Task directions = Pull out every line below containing the word "price".

Task material =
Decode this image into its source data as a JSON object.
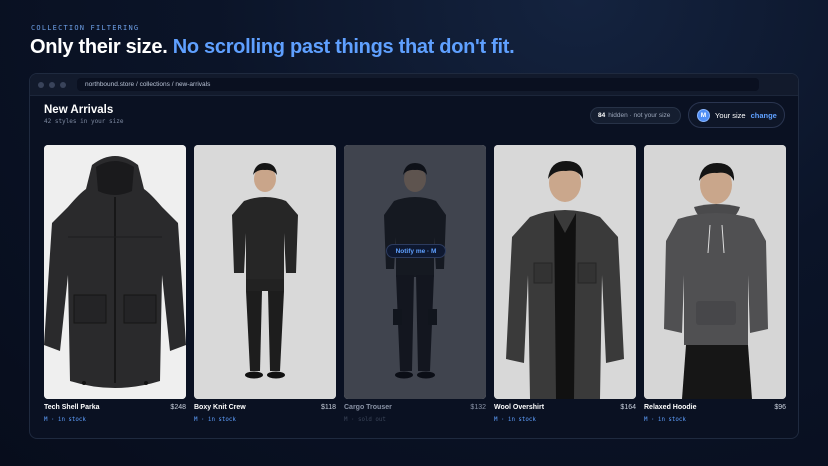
{
  "eyebrow": "COLLECTION FILTERING",
  "headline": {
    "white": "Only their size.",
    "blue": "No scrolling past things that don't fit."
  },
  "browser": {
    "url": "northbound.store / collections / new-arrivals"
  },
  "page": {
    "title": "New Arrivals",
    "subtitle": "42 styles in your size"
  },
  "hidden": {
    "count": "84",
    "label": "hidden · not your size"
  },
  "size_selector": {
    "badge": "M",
    "label": "Your size",
    "change": "change"
  },
  "products": [
    {
      "name": "Tech Shell Parka",
      "price": "$248",
      "stock": "M · in stock",
      "sold_out": false
    },
    {
      "name": "Boxy Knit Crew",
      "price": "$118",
      "stock": "M · in stock",
      "sold_out": false
    },
    {
      "name": "Cargo Trouser",
      "price": "$132",
      "stock": "M · sold out",
      "sold_out": true,
      "notify": "Notify me · M"
    },
    {
      "name": "Wool Overshirt",
      "price": "$164",
      "stock": "M · in stock",
      "sold_out": false
    },
    {
      "name": "Relaxed Hoodie",
      "price": "$96",
      "stock": "M · in stock",
      "sold_out": false
    }
  ],
  "colors": {
    "accent": "#5fa0ff",
    "background": "#0b1428"
  }
}
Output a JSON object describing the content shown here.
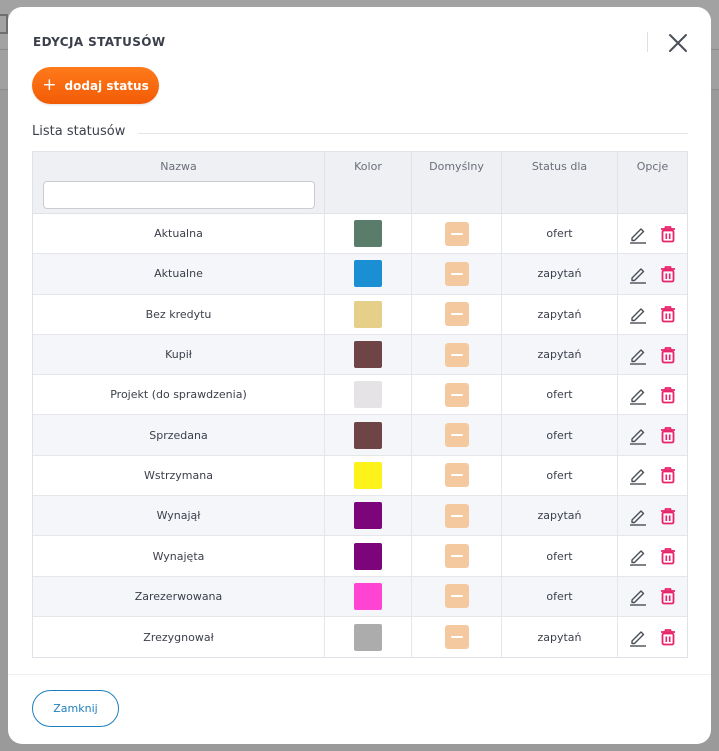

Response below =
      "price": "$248",
      "price": "$118",
      "price": "$132",
      "price": "$164",
      "price": "$96",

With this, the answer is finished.